10 Things You Need To Know: November 22, 2022
Key data releases this week include: durable goods orders (Wed), consumer sentiment (Wed), new home sales (Wed), and FOMC meeting minutes (Wed).
November 16, 2022
The consumer appears to be getting a jump on the holidays as the job market remains firm. Total retail sales increased 1.3% (8.3% y/y) during October after holding steady in September, which was unrevised. A 1.0% increase was expected in the Action Economics Forecast Survey. Sales in the retail control group, which excludes autos, gas stations, building materials & food services, rose 0.7% last month (6.5% y/y) after a 0.6% gain in September.
November 18, 2022
Sales of existing homes declined 5.9% during October (-28.4% y/y) to 4.43 million units (SAAR) from an unrevised 4.71 million in September. Sales have fallen for nine consecutive months and were down 31.7% during that period. The Action Economics Forecast Survey expected October sales of 4.35 million units.
November 18, 2022
The Conference Board’s Composite Leading Economic Indicators Index fell 0.8% (-2.7% y/y) during October after a 0.5% September decline, revised from -0.4%. The Action Economics Forecast Survey expected a 0.4% decline in the index for October. Six of the Leading Index’s ten components made negative contributions to the index change in October.
Reuters, The Associated Press, The Wall Street Journal
November 17, 2022
UK Chancellor Jeremy Hunt announced a series of tax increases and spending reductions aimed at shoring up the country’s public finances, a sharp reversal from the prior government’s “mini-budget” proposal in September that sparked global market turmoil.
November 14, 2022
The real problem is that when inflation crosses the 8% threshold, it becomes more intransigent and requires more restrictive monetary policy for a longer period. Given that U.S. inflation has run above 6% for the past year and over 8% for the seven months through September (before dipping to 7.8% in October), history indicates that the median time it will take before inflation eases below 3% is 10 years. That’s not a typo.
November 21, 2022
Today’s shoppers have a rather different balance sheet than last year. Existing savings are still strong, with U.S. households having burned through only about a quarter of the $2.3 trillion they socked away during the pandemic, according to an economic analysis from the Federal Reserve. Yet the rate of new personal savings has nosedived, going from a high of 33.8% in April 2020 to 3.1% in September, its lowest point since 2008, according to data from the Bureau of Economic Analysis.
November 21, 2022
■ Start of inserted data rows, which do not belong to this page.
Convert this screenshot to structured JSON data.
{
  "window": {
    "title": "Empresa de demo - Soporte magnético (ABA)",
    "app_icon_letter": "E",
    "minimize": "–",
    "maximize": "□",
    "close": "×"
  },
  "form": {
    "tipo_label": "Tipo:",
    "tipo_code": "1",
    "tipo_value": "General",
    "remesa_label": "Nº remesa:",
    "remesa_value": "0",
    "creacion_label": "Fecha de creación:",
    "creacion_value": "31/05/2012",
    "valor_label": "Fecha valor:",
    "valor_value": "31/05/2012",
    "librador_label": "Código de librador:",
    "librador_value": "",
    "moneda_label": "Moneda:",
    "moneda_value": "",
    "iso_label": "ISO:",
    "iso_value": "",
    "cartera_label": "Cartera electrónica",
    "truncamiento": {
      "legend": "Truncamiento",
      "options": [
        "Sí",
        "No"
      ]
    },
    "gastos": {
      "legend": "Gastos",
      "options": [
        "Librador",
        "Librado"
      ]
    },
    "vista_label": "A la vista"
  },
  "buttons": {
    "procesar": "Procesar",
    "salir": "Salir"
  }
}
The difference between the three-month and 10-year Treasuries widened to more than half a percentage point this past week. That has happened just six times since 1970, the last time in 2007, says Bespoke Investment Group. The economy entered recession five to 14 months later on those occasions.
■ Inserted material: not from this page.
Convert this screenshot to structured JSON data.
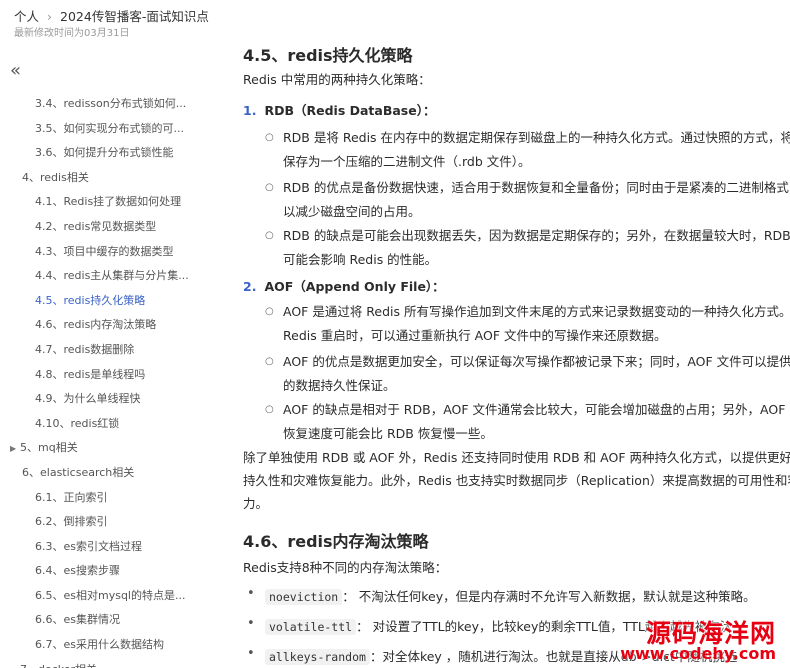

November 15, 2022
Central banks are signaling potential plans to ease their monetary tightening efforts as the prospect of a major downturn becomes more imminent and inflation shows signs of cooling, economists say. The US Federal Reserve, Bank of England and European Central Bank have all recently indicated that “we’re coming towards a period of slower tightening, mirroring what we’ve seen from Australia, Canada and Norway,” said HSBC economist James Pomeroy.
November 11, 2022
Analysts have further lowered their expectations for blue-chip earnings in the fourth quarter, bringing aggregate projections into negative territory and potentially pouring cold water on the stock market rally sparked by last week’s positive inflation data. Analysts now forecast earnings of S&P 500 companies to reflect a 0.39% year-over-year decline in Q4.